“In terms of higher-level skilled migrants, we should use the employer sponsorship visas to adopt the demand-driven model rather than the supply-driven model.
“Australia should grant international students the PR if they can contribute to our society.”
High standards for education and language ability, waiting periods of indeterminate length and rigid work experience requirements are not the only challenges that PR applicants face.
Sunny Patel, who comes from India, got his master’s degree in mechanical engineering from Deakin University in Geelong last year and moved to Sydney.
The 25-year-old had planned to apply for the 190 visa, a PR for applicants that have skills identified as lacking in the state.
But on September 7, the NSW government updated its skilled occupation list for visas and significantly lifted the minimum scores for invitation and years of work experience.
Critically for Mr Patel, the mechanical engineer occupation had been removed from the list.
“So all mechanical engineers who have been working here don’t have any chance of getting an invitation for PR,” he said.
Mr Patel only has a temporary graduate visa with less than one year remaining.
“It’s now like a dead end for me and my friends who are working in the same industry,” he said.
Why permanent residency is so important
Apart from the security and government support entitlements PR provides, some employers reportedly discriminate against temporary residents.
Sravan Reddy Palvai, who also comes from India, said that not having permanent residency was the reason he was working as an Uber driver rather than as a software engineer.
Mr Palvai graduated from Charles Sturt University in Melbourne in 2019 with a master’s degree in information technology, a qualification considered to be in high demand in Australia.
With five and half years of overseas work experience, the 32-year-old lodged his expression of interest for a skilled independent PR visa right after graduation.

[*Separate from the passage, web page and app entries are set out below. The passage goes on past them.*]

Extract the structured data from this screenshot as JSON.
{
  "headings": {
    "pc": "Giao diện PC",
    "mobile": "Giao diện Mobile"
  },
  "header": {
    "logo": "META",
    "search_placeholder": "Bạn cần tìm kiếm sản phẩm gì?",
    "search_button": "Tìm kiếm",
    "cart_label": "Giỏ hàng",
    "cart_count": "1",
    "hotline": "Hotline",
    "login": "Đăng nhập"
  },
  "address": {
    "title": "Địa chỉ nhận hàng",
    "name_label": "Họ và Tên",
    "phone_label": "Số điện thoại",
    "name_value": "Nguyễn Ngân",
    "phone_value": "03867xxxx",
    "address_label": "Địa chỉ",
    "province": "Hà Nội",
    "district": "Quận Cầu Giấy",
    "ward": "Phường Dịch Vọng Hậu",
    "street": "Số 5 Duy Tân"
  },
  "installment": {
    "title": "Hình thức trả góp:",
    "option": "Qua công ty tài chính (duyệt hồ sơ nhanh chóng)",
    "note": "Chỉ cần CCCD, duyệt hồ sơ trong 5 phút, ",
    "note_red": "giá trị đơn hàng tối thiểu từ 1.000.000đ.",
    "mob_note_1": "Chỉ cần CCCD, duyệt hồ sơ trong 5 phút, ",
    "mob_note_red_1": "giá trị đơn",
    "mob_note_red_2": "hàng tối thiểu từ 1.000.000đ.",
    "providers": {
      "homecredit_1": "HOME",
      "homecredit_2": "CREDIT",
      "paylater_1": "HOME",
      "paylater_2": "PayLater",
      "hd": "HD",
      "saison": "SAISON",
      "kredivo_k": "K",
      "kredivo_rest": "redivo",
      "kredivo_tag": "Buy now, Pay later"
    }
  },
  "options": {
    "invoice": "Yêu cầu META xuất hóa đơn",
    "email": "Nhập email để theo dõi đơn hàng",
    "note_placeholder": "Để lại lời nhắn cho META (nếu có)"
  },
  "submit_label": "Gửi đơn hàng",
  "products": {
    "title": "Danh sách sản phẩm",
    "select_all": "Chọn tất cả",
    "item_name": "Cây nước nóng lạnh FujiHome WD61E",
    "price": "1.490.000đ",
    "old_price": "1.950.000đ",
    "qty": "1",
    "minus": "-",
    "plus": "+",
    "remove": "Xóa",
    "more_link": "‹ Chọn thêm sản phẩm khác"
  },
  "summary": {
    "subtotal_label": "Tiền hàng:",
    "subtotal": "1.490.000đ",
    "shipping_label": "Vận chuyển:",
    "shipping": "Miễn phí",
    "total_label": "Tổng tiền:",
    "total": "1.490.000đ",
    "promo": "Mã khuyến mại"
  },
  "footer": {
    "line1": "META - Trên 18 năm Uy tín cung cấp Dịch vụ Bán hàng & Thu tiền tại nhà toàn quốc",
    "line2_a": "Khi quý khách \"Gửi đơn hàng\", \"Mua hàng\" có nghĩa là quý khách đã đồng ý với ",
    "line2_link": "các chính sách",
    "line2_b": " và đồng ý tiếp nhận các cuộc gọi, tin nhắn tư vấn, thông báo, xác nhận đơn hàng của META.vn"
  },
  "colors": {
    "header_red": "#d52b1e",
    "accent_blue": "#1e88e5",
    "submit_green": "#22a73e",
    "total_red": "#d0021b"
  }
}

He’s still waiting to hear back from the government to be invited to apply.
Mr Palvai said he had been interviewed by several Melbourne IT companies but he missed out each time because he only had a temporary visa.
“When I said about my visa condition, they said, ‘Sorry, we are just only looking for permanent residents’,” he said.
Mr Palvai said working in the IT industry was the main reason he came to Australia.
“I used to share all my details with the Uber customers whoever was coming to my car,” he said.
“I tried to explain to each and every one of them like I’m looking for an IT job. My profile is very strong.”
In a statement, the Department of Home Affairs spokesperson told ABC the government acknowledged that migration was critical in addressing Australia’s labor shortages and stimulating economic activity.
“That’s why we are committed to reducing on-hand visa applications to pre-COVID-19 levels, and we are investing resources to accelerate processing times,” the statement said.
The statement did not address questions about modifying the system.
‘It’s just so overwhelming’
Having seemingly been stymied in her attempts to get PR as a teacher, Ms Shatalova came up with a plan B, and moved to a regional area so she could get a five-year temporary visa.
There she obtained a qualification to become a real estate agent and in 2019 started her own business.
But then her application for the visa was rejected because the Department of Home Affairs said the first year she was working as a real estate agent was a “qualifying period” and didn’t count.
“If you claim work experience for more than three years, you get 10 points” Ms Shatalova said.
“If it’s less than three years, you get five points.”
After appealing that decision at the Administrative Appeals Tribunal, she made another expression of interest for a 189 visa as a teacher in July and was finally invited to apply with 65 points.
But according to the rules, because she’s appealing the rejection, she can’t make the application for the permanent resident visa while in Australia.
“I have to leave the country and leave my child behind and go overseas,” she said.
“It’s just so overwhelming.
“It is heartbreaking and we are both very worried about this separation.
“However, after being in Australia for 12 years, I have to fight and prove that we deserve to stay as it is my boy’s home.”